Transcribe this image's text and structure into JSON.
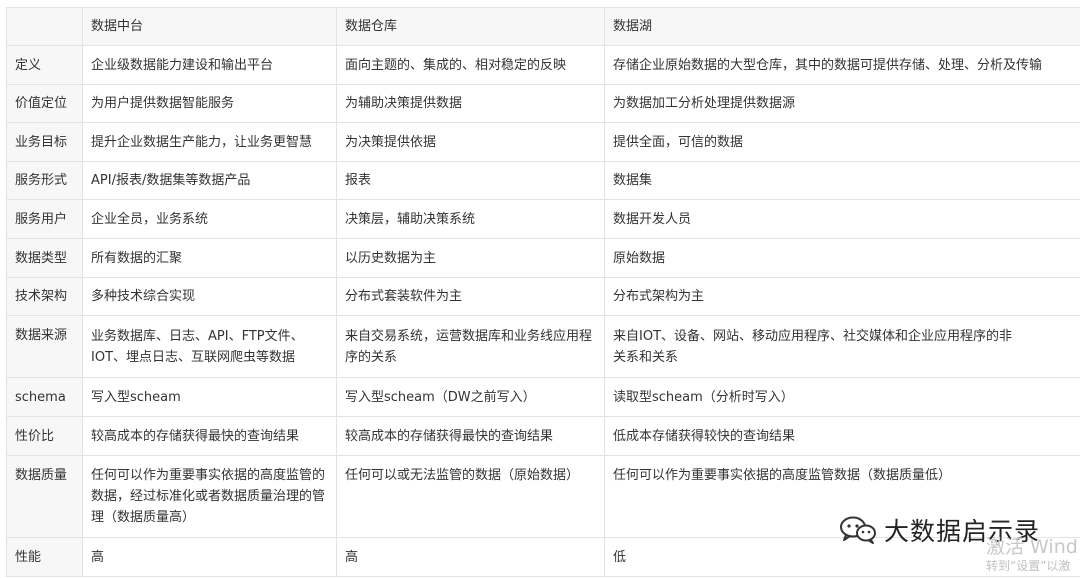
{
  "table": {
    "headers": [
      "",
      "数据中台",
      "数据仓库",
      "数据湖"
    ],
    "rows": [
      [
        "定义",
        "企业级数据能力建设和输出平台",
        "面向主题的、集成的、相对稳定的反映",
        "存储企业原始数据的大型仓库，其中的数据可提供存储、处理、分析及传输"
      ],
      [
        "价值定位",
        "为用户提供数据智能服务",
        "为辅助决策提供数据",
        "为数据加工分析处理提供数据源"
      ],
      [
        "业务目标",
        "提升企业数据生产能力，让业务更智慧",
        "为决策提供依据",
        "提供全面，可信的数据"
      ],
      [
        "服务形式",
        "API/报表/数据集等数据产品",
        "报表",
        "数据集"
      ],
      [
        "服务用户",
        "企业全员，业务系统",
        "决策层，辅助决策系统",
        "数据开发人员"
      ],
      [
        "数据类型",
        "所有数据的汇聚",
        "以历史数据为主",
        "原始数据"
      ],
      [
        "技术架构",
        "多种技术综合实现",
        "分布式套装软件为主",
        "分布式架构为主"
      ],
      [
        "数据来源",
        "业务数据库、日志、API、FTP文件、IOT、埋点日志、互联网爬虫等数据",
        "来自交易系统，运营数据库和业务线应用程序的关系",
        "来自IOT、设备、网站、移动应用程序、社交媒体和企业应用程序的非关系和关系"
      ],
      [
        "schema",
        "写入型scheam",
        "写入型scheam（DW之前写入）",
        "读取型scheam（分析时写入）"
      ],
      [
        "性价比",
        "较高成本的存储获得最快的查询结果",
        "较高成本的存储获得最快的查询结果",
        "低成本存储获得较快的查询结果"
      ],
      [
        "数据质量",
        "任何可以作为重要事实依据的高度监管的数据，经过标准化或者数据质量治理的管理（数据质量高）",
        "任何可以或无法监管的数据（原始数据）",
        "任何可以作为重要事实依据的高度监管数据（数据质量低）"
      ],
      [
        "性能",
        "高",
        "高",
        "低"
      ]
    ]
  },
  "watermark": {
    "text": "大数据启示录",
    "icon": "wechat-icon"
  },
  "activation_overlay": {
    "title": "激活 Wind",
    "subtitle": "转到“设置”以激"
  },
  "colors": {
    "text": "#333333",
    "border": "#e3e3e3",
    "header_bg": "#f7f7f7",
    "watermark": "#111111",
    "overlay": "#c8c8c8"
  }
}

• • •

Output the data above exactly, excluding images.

Transcribe this image's text and structure into JSON.
{
  "table": {
    "headers": [
      "",
      "数据中台",
      "数据仓库",
      "数据湖"
    ],
    "rows": [
      [
        "定义",
        "企业级数据能力建设和输出平台",
        "面向主题的、集成的、相对稳定的反映",
        "存储企业原始数据的大型仓库，其中的数据可提供存储、处理、分析及传输"
      ],
      [
        "价值定位",
        "为用户提供数据智能服务",
        "为辅助决策提供数据",
        "为数据加工分析处理提供数据源"
      ],
      [
        "业务目标",
        "提升企业数据生产能力，让业务更智慧",
        "为决策提供依据",
        "提供全面，可信的数据"
      ],
      [
        "服务形式",
        "API/报表/数据集等数据产品",
        "报表",
        "数据集"
      ],
      [
        "服务用户",
        "企业全员，业务系统",
        "决策层，辅助决策系统",
        "数据开发人员"
      ],
      [
        "数据类型",
        "所有数据的汇聚",
        "以历史数据为主",
        "原始数据"
      ],
      [
        "技术架构",
        "多种技术综合实现",
        "分布式套装软件为主",
        "分布式架构为主"
      ],
      [
        "数据来源",
        "业务数据库、日志、API、FTP文件、IOT、埋点日志、互联网爬虫等数据",
        "来自交易系统，运营数据库和业务线应用程序的关系",
        "来自IOT、设备、网站、移动应用程序、社交媒体和企业应用程序的非关系和关系"
      ],
      [
        "schema",
        "写入型scheam",
        "写入型scheam（DW之前写入）",
        "读取型scheam（分析时写入）"
      ],
      [
        "性价比",
        "较高成本的存储获得最快的查询结果",
        "较高成本的存储获得最快的查询结果",
        "低成本存储获得较快的查询结果"
      ],
      [
        "数据质量",
        "任何可以作为重要事实依据的高度监管的数据，经过标准化或者数据质量治理的管理（数据质量高）",
        "任何可以或无法监管的数据（原始数据）",
        "任何可以作为重要事实依据的高度监管数据（数据质量低）"
      ],
      [
        "性能",
        "高",
        "高",
        "低"
      ]
    ]
  },
  "watermark": {
    "text": "大数据启示录",
    "icon": "wechat-icon"
  },
  "activation_overlay": {
    "title": "激活 Wind",
    "subtitle": "转到“设置”以激"
  },
  "colors": {
    "text": "#333333",
    "border": "#e3e3e3",
    "header_bg": "#f7f7f7",
    "watermark": "#111111",
    "overlay": "#c8c8c8"
  }
}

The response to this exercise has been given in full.